Last week, a draft proposal was circulated by the Commission suggesting a total allowable catch of 4,840 tonnes with 1,360 tonnes in VIa south and 3,480 tonnes in VIa north. At the request of Ireland and the UK, the Commission is currently examining the case for a slightly higher combined total allowable catch of 5,800 tonnes with the same proportional split. This proposal was made on the basis that it would pose no additional risk to the stocks and would make it more likely that the necessary data would be acquired by making the fishery more economically attractive. As soon as the total allowable catch and quotas have been set, I will consider quota management for 2016 and whether there is a case to amend the quota management policy in place on an exceptional basis, taking into account that the quota available will be small and is being made available to support the collection of scientific data. Any proposed amendment will be subject to consultation with stakeholders.

I thank the Minister for the answer, which contains reasonably positive news with the recommendation of a quota for VIa south and VIa north. Will the Minister outline the timeframe for deciding on the additional requested quota and whether that will delay things much more? The Minister's predecessor stated specifically that a good proportion of the quota would be ring-fenced for small-scale fishermen in the inshore sector with particular reference to fishing vessels under 10 m in length. That is vital. While the quota is small, it represents a significant income for fishermen at that scale and would be of most value to them. The quota would not be of much commercial use to larger-scale fishing vessels due to the costs involved in catching the fish. It is vital to ring-fence the quota for small vessels under 10 m in length. I urge the Minister to ensure that the regulations are implemented to reflect that.

I am aware of the broad interest in the herring quota which has been fished by boats of all sizes. The Deputy makes the point well on smaller vessels.

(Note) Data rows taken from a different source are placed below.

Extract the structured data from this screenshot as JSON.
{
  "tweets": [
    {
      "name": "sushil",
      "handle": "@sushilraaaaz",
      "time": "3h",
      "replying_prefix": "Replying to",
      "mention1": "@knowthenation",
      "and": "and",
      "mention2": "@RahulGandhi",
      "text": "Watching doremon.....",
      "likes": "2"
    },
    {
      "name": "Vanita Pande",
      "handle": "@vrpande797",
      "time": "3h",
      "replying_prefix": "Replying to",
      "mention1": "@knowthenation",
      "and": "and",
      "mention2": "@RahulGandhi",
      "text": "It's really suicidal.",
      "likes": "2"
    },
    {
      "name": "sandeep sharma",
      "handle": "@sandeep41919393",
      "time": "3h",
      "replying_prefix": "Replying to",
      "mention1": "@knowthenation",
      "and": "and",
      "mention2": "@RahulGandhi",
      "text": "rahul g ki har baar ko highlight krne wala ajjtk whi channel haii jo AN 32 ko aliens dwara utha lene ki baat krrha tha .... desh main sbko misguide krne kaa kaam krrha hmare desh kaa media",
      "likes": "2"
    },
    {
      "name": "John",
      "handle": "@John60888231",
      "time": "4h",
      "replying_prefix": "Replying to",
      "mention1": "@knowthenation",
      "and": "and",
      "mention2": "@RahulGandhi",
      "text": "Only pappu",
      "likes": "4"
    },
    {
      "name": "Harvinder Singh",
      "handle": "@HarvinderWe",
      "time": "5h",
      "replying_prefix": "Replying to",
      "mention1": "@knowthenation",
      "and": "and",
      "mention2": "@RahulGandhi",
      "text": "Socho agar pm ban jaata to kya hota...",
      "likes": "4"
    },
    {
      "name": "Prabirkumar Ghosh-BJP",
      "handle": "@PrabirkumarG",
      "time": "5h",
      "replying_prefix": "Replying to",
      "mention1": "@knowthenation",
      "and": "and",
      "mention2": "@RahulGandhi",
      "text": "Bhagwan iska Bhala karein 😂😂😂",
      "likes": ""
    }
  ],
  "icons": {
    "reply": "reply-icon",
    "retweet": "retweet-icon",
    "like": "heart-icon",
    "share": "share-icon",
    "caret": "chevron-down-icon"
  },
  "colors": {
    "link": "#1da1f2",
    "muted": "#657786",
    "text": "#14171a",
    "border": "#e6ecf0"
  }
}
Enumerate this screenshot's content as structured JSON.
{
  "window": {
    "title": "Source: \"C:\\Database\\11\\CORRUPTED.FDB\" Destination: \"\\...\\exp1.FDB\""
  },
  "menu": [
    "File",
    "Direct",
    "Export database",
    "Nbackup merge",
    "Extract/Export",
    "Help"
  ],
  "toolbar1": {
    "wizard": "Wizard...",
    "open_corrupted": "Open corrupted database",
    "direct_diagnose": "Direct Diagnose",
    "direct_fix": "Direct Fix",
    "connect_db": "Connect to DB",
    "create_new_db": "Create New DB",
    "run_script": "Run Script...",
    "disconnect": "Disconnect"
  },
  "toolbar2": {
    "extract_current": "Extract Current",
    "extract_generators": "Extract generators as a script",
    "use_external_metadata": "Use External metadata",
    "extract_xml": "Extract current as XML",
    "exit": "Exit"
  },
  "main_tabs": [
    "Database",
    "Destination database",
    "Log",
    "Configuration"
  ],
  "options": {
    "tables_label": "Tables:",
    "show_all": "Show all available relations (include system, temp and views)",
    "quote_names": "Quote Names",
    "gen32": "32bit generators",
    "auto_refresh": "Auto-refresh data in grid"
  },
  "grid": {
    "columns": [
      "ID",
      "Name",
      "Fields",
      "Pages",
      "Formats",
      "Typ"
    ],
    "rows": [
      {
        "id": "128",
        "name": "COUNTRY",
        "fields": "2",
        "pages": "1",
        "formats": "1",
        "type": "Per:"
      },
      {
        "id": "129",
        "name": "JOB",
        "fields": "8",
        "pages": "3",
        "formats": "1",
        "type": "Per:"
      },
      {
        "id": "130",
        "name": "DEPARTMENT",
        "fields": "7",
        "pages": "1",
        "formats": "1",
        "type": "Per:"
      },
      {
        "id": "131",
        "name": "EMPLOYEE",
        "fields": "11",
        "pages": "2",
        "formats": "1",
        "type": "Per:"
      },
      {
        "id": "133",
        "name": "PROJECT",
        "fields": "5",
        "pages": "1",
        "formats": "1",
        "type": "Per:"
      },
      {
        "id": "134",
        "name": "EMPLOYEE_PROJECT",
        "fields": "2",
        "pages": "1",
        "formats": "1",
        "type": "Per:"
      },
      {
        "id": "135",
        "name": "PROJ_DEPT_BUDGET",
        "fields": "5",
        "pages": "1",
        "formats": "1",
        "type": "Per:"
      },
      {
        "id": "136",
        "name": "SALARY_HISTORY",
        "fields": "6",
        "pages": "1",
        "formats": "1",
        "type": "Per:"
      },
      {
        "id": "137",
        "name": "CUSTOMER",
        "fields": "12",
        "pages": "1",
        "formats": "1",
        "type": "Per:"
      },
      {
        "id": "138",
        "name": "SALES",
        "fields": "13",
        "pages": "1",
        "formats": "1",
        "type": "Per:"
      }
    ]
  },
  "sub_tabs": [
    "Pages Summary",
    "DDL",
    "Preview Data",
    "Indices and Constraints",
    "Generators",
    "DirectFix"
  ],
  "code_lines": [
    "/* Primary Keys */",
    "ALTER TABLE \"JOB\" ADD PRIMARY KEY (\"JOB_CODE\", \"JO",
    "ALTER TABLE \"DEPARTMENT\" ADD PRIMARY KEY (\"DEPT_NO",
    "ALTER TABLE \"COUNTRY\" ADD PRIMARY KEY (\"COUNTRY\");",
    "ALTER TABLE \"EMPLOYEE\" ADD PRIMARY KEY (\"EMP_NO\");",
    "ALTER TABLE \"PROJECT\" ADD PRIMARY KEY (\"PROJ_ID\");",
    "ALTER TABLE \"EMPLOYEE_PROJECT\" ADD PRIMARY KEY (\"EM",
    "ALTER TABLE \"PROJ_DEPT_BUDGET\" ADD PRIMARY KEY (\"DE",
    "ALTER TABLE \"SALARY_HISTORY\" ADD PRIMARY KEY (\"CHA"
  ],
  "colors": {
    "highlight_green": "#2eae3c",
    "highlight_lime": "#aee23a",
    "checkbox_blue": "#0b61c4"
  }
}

In the context of the exceptionally small quota that has been proposed, there is a case for considering amended arrangements focusing on the inshore fleet. We must first await the outcome of the request that we made to the Commission. I hope that it is finalised sooner rather than later. If there this is to be a 2016 quota, we need to get the arrangements in place. If we are to amend the apportionment of quota arrangements vis-à-vis inshore fishermen, we must engage in consultation on the process sooner rather than later. I hope for a definitive word from the Commission, which would allow us to enter consultation with a view as to how the quota is reallocated.

Hopefully, that means a matter of weeks for final approval rather than anything more. Could the Minister not consult on the basis of the 4,800 tonnes that were initially granted so as to start the process earlier and enable people to avail of the quota? I presume that the National Inshore Fisheries Forum will be a part of the consultation on the quota allocation. That would be important. I cannot understate the importance of smaller vessels and the inshore fleet availing of the quota if their viability is to be ensured.

I have met the National Inshore Fisheries Forum, which gave an interesting presentation on a range of issues, including this one. It will be a part of any consideration of how the quota is allocated.

I am conscious of the fact that if we do not get this matter over the line by the end of July, the Commission will go into hibernation for August. The clock is ticking and I am anxious to have the issue finalised soon. I do not want to give a specific timeframe, as I appreciate the logistics of getting a final word from the Commission, consulting and people being told of their entitlements within what is a relatively small quota allocation. When I am in Brussels next Monday, I hope to have an opportunity to progress this matter.